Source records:
■ ■ ■ ■ ■ ■ ■

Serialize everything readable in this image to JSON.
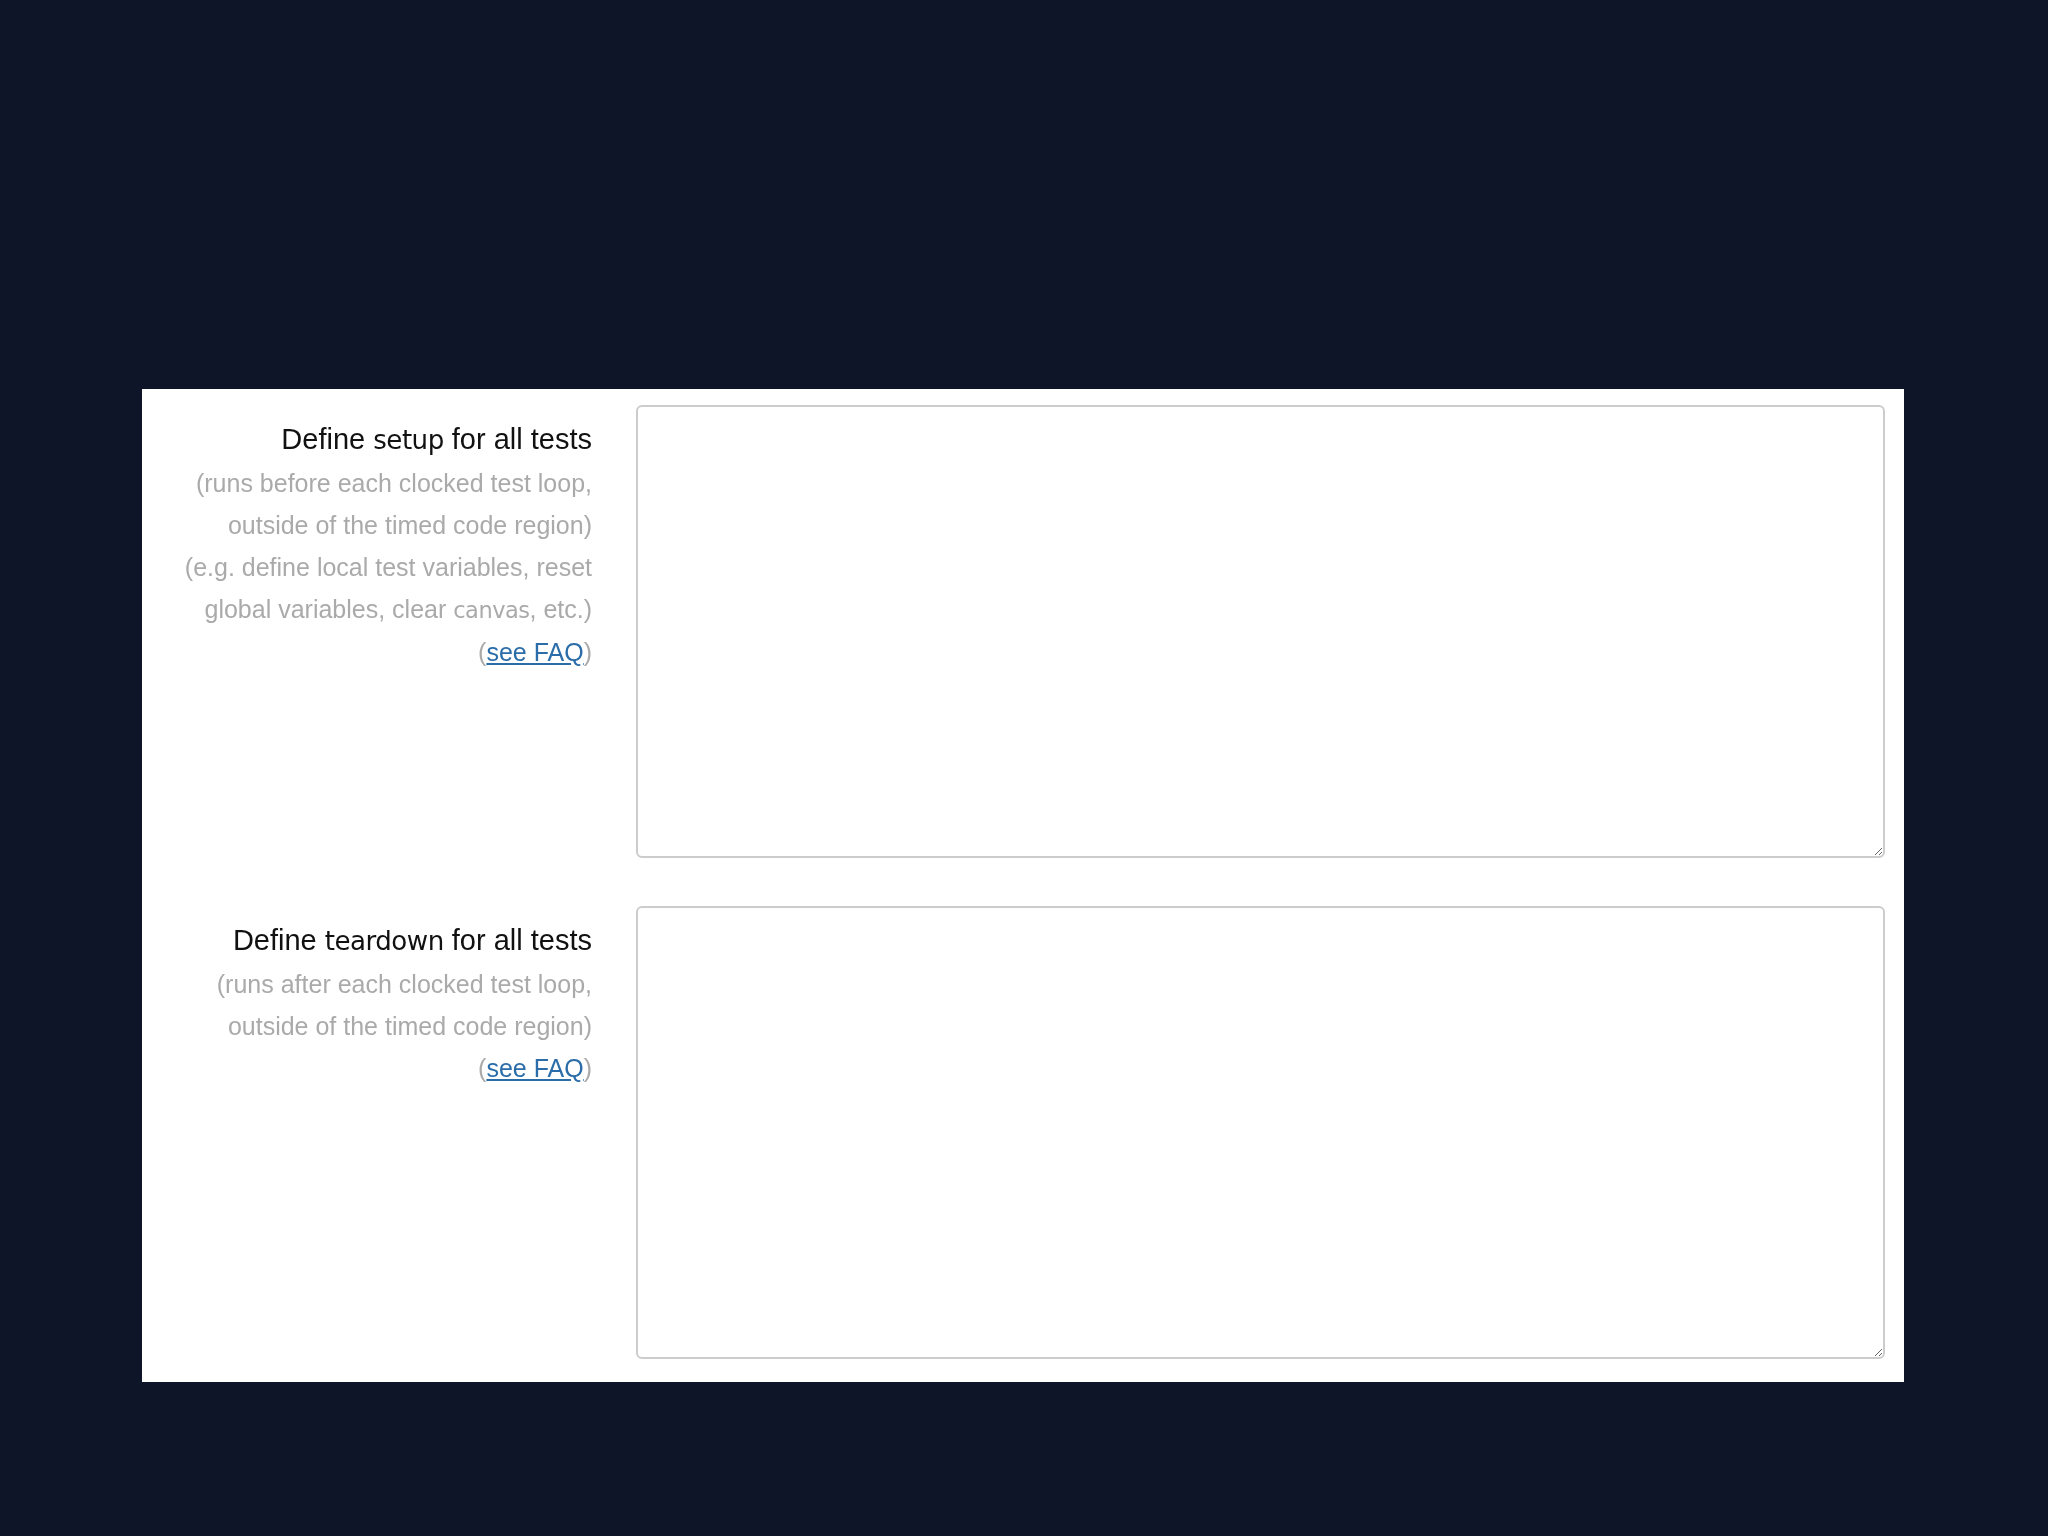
{
  "sections": [
    {
      "title": [
        {
          "kind": "plain",
          "text": "Define "
        },
        {
          "kind": "code",
          "text": "setup"
        },
        {
          "kind": "plain",
          "text": " for all tests"
        }
      ],
      "notes": [
        [
          {
            "kind": "plain",
            "text": "(runs before each clocked test loop, outside of the timed code region)"
          }
        ],
        [
          {
            "kind": "plain",
            "text": "(e.g. define local test variables, reset global variables, clear "
          },
          {
            "kind": "code",
            "text": "canvas"
          },
          {
            "kind": "plain",
            "text": ", etc.)"
          }
        ]
      ],
      "faq": {
        "open": "(",
        "link": "see FAQ",
        "close": ")"
      }
    },
    {
      "title": [
        {
          "kind": "plain",
          "text": "Define "
        },
        {
          "kind": "code",
          "text": "teardown"
        },
        {
          "kind": "plain",
          "text": " for all tests"
        }
      ],
      "notes": [
        [
          {
            "kind": "plain",
            "text": "(runs after each clocked test loop, outside of the timed code region)"
          }
        ]
      ],
      "faq": {
        "open": "(",
        "link": "see FAQ",
        "close": ")"
      }
    }
  ]
}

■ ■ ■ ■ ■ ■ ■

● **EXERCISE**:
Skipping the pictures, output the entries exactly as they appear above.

● **SOLUTION**:
Serialize everything readable in this image to JSON.
{
  "sections": [
    {
      "title": [
        {
          "kind": "plain",
          "text": "Define "
        },
        {
          "kind": "code",
          "text": "setup"
        },
        {
          "kind": "plain",
          "text": " for all tests"
        }
      ],
      "notes": [
        [
          {
            "kind": "plain",
            "text": "(runs before each clocked test loop, outside of the timed code region)"
          }
        ],
        [
          {
            "kind": "plain",
            "text": "(e.g. define local test variables, reset global variables, clear "
          },
          {
            "kind": "code",
            "text": "canvas"
          },
          {
            "kind": "plain",
            "text": ", etc.)"
          }
        ]
      ],
      "faq": {
        "open": "(",
        "link": "see FAQ",
        "close": ")"
      }
    },
    {
      "title": [
        {
          "kind": "plain",
          "text": "Define "
        },
        {
          "kind": "code",
          "text": "teardown"
        },
        {
          "kind": "plain",
          "text": " for all tests"
        }
      ],
      "notes": [
        [
          {
            "kind": "plain",
            "text": "(runs after each clocked test loop, outside of the timed code region)"
          }
        ]
      ],
      "faq": {
        "open": "(",
        "link": "see FAQ",
        "close": ")"
      }
    }
  ]
}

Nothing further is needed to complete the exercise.